On the wind that kept the sea of American flags blowing was the smell of diesel and the sound of laughter. The grounds at the 42nd annual Macungie antique truck show in Pennsylvania seemed somewhat sacred to generations of trucking families. There were the old timers who walked down memory lane like royalty, the adolescent boys with their cell phones filming content, and all of us awestruck observers in between. The artist in me appreciated the design lines and chrome that were common 25+ years ago but have since been replaced by cheaper manufacturing decisions.
Something that caught my attention about one truck in particular was not the vehicle itself but its passengers. Leaning out the driver side window were two dogs eagerly waiting for their master to return.
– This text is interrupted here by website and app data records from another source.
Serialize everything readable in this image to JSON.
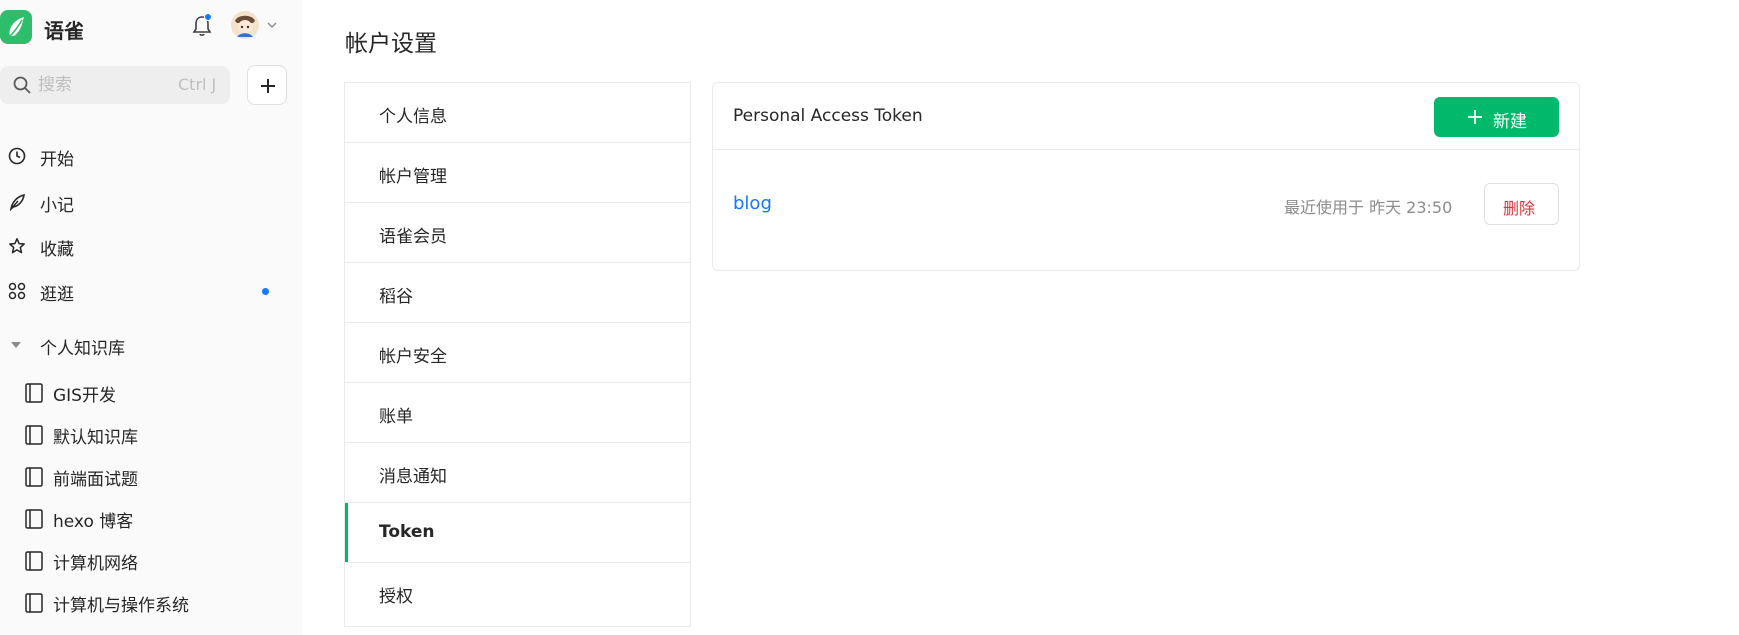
{
  "app": {
    "brand": "语雀"
  },
  "colors": {
    "accent": "#00b96b",
    "link": "#1677ff",
    "danger": "#d9363e",
    "notify_dot": "#1677ff"
  },
  "sidebar": {
    "search": {
      "placeholder": "搜索",
      "shortcut": "Ctrl J"
    },
    "nav": [
      {
        "label": "开始",
        "icon": "clock-icon"
      },
      {
        "label": "小记",
        "icon": "feather-icon"
      },
      {
        "label": "收藏",
        "icon": "star-icon"
      },
      {
        "label": "逛逛",
        "icon": "grid-icon",
        "has_dot": true
      }
    ],
    "knowledge_base": {
      "title": "个人知识库",
      "books": [
        {
          "label": "GIS开发"
        },
        {
          "label": "默认知识库"
        },
        {
          "label": "前端面试题"
        },
        {
          "label": "hexo 博客"
        },
        {
          "label": "计算机网络"
        },
        {
          "label": "计算机与操作系统"
        }
      ]
    }
  },
  "main": {
    "page_title": "帐户设置",
    "menu": [
      {
        "label": "个人信息"
      },
      {
        "label": "帐户管理"
      },
      {
        "label": "语雀会员"
      },
      {
        "label": "稻谷"
      },
      {
        "label": "帐户安全"
      },
      {
        "label": "账单"
      },
      {
        "label": "消息通知"
      },
      {
        "label": "Token",
        "active": true
      },
      {
        "label": "授权"
      }
    ],
    "token_card": {
      "title": "Personal Access Token",
      "new_button": "新建",
      "tokens": [
        {
          "name": "blog",
          "last_used": "最近使用于 昨天 23:50",
          "delete_label": "删除"
        }
      ]
    }
  }
}
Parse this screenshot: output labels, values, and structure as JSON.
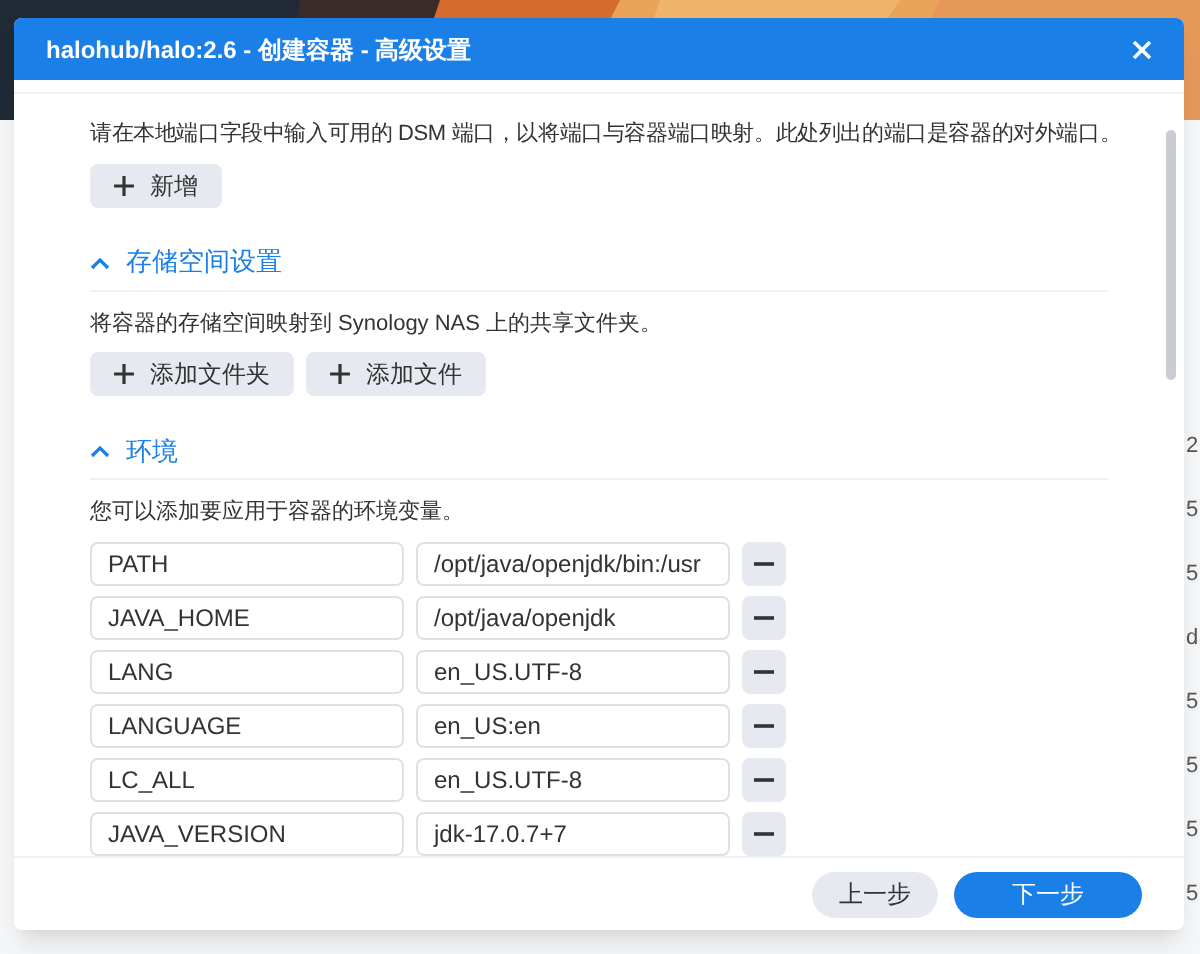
{
  "background": {
    "kind": "picture",
    "side_texts": [
      "2",
      "5",
      "5",
      "d",
      "5",
      "5",
      "5",
      "5"
    ]
  },
  "window": {
    "title": "halohub/halo:2.6 - 创建容器 - 高级设置"
  },
  "ports": {
    "description": "请在本地端口字段中输入可用的 DSM 端口，以将端口与容器端口映射。此处列出的端口是容器的对外端口。",
    "buttons": [
      "新增"
    ]
  },
  "sections": [
    {
      "title": "存储空间设置",
      "expanded": true,
      "description": "将容器的存储空间映射到 Synology NAS 上的共享文件夹。",
      "buttons": [
        "添加文件夹",
        "添加文件"
      ]
    },
    {
      "title": "环境",
      "expanded": true,
      "description": "您可以添加要应用于容器的环境变量。",
      "variables": [
        {
          "name": "PATH",
          "value": "/opt/java/openjdk/bin:/usr"
        },
        {
          "name": "JAVA_HOME",
          "value": "/opt/java/openjdk"
        },
        {
          "name": "LANG",
          "value": "en_US.UTF-8"
        },
        {
          "name": "LANGUAGE",
          "value": "en_US:en"
        },
        {
          "name": "LC_ALL",
          "value": "en_US.UTF-8"
        },
        {
          "name": "JAVA_VERSION",
          "value": "jdk-17.0.7+7"
        }
      ]
    }
  ],
  "footer": {
    "back": "上一步",
    "next": "下一步"
  }
}
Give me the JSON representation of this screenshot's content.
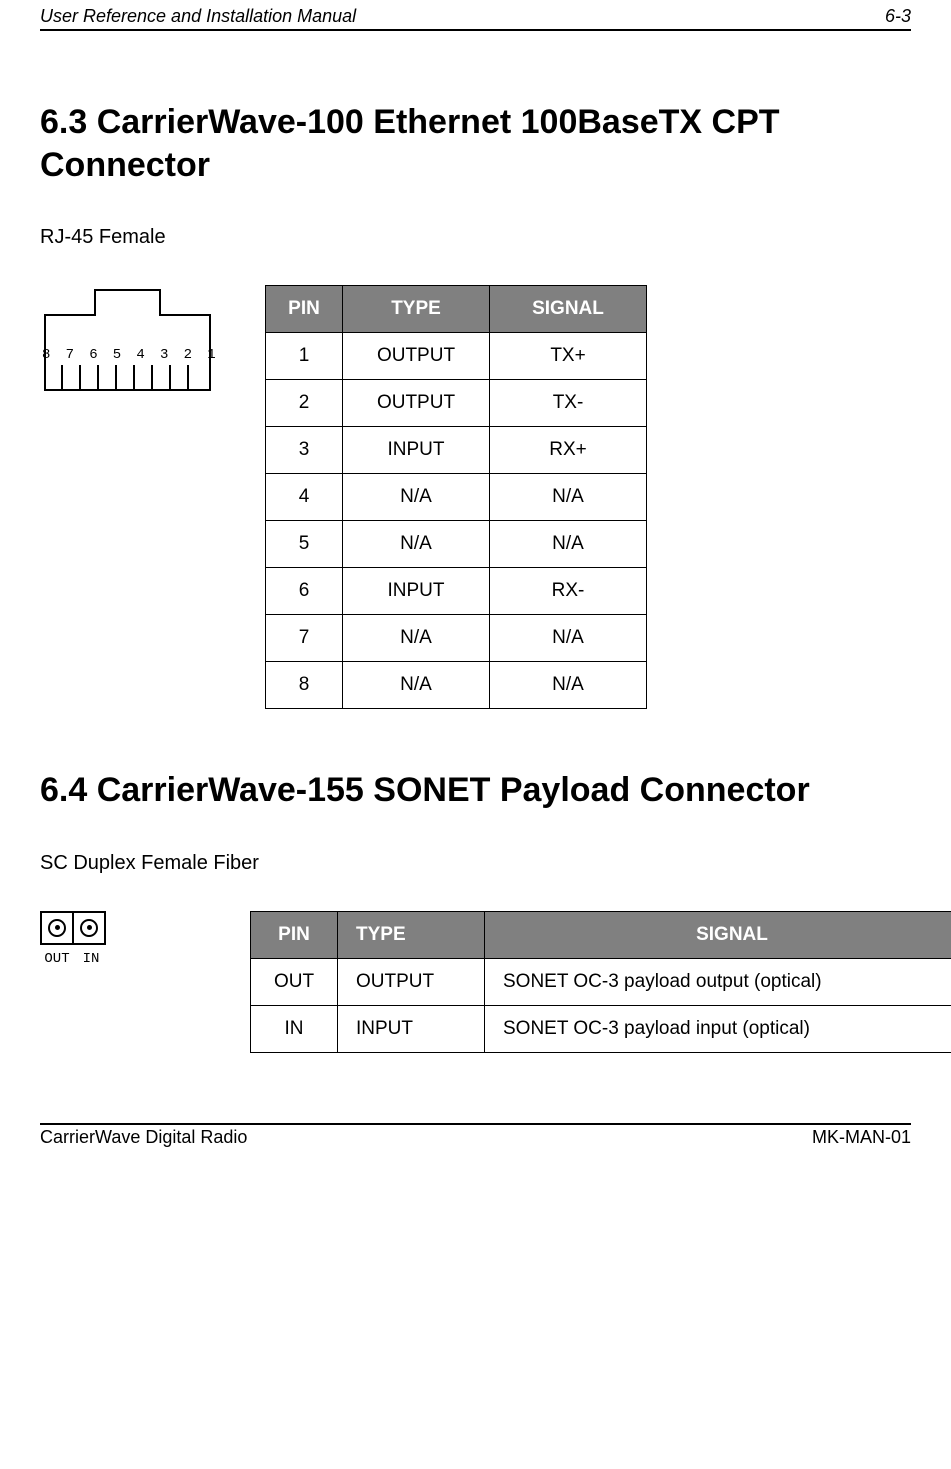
{
  "header": {
    "left": "User Reference and Installation Manual",
    "right": "6-3"
  },
  "section63": {
    "title": "6.3 CarrierWave-100 Ethernet 100BaseTX CPT Connector",
    "subtitle": "RJ-45 Female",
    "rj45_pin_labels": "8 7 6 5 4 3 2 1",
    "table": {
      "headers": {
        "pin": "PIN",
        "type": "TYPE",
        "signal": "SIGNAL"
      },
      "rows": [
        {
          "pin": "1",
          "type": "OUTPUT",
          "signal": "TX+"
        },
        {
          "pin": "2",
          "type": "OUTPUT",
          "signal": "TX-"
        },
        {
          "pin": "3",
          "type": "INPUT",
          "signal": "RX+"
        },
        {
          "pin": "4",
          "type": "N/A",
          "signal": "N/A"
        },
        {
          "pin": "5",
          "type": "N/A",
          "signal": "N/A"
        },
        {
          "pin": "6",
          "type": "INPUT",
          "signal": "RX-"
        },
        {
          "pin": "7",
          "type": "N/A",
          "signal": "N/A"
        },
        {
          "pin": "8",
          "type": "N/A",
          "signal": "N/A"
        }
      ]
    }
  },
  "section64": {
    "title": "6.4 CarrierWave-155 SONET Payload Connector",
    "subtitle": "SC Duplex Female Fiber",
    "port_labels": {
      "out": "OUT",
      "in": "IN"
    },
    "table": {
      "headers": {
        "pin": "PIN",
        "type": "TYPE",
        "signal": "SIGNAL"
      },
      "rows": [
        {
          "pin": "OUT",
          "type": "OUTPUT",
          "signal": "SONET OC-3 payload output (optical)"
        },
        {
          "pin": "IN",
          "type": "INPUT",
          "signal": "SONET OC-3 payload input (optical)"
        }
      ]
    }
  },
  "footer": {
    "left": "CarrierWave Digital Radio",
    "right": "MK-MAN-01"
  }
}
I was impressed with their control and patience. If only we humans could be as obedient waiting on our Master to return. They say “You can’t teach an old dog new tricks” but I’m here to disagree. From simply observing those dogs in that old Mack truck, I’ve gleaned a few insights. If we get impatient and jump out of what our Master has deemed safe, we could get hurt. And even if we survive the fall, we’ll probably get distracted by the world and get on a scent that would pull us away from the Master Plan. The dogs even resisted the urge to follow well-intentioned, friendly people who came up to the truck and interacted with them. Wouldn’t it be wonderful if we had that kind of resolve!
Fido (translated means “faithful”) was a dog in the early 1940’s in Italy who became famous for waiting. His master, an Italian brick kiln worker, had found him injured and restored him to health. Fido walked with his master to the bus station every day and waited for him to return. One day in 1943 a WWII air raid bomb killed the man at work and Fido remained at the bus station, waiting…for the next 14 years!
While dogs like that get really close to earning the title “man’s best friend”, there were two that were certainly not our friends one evening in Disney World. While dining at the 101 Dalmatians themed restaurant, Jack (then a small boy) had to use the bathroom and the duty fell on Jeff to take him. When they returned to the table, I could tell something had gone awry. The story unfolded gradually like peeling back layers of an onion that makes you cry. There had been confusion at the onset because the doors were marked with “Purdy” and “Pongo” instead of men and women, and Jeff, not being familiar with the movie, didn’t know if he was a Purdy or a Pongo. Sensing the urgency of his small son, he didn’t tarry long on the decision and darted into one. They were in their secure stall when they heard women’s voices. A desperate man planning his next move, Jeff told Jack to stay close and keep up as they darted past a gauntlet of disapproving female stares. They didn’t even take time to wash their hands!
As for the dogs waiting in the Mack truck…I wonder if they were waiting obediently because they knew their master was nearby and were loyal in that security. Or perhaps the parent dog knew a jump outside of obedience might not harm it personally, but it could drastically hurt its child if it most assuredly would have followed suit. What if we were so generous to the next generation?
In closing, think about what it is you’re waiting for. Is it to be appreciated? To be healed? For a spouse or a child? For a special Valentine in a few days? Take heart! “Wait on the Lord: be of good courage, and he shall strengthen thine heart: wait, I say, on the Lord.” (Psalms 27:14) Sometimes waiting for someone or THE one is the Master’s Plan.
Janet Cowger- Fliegel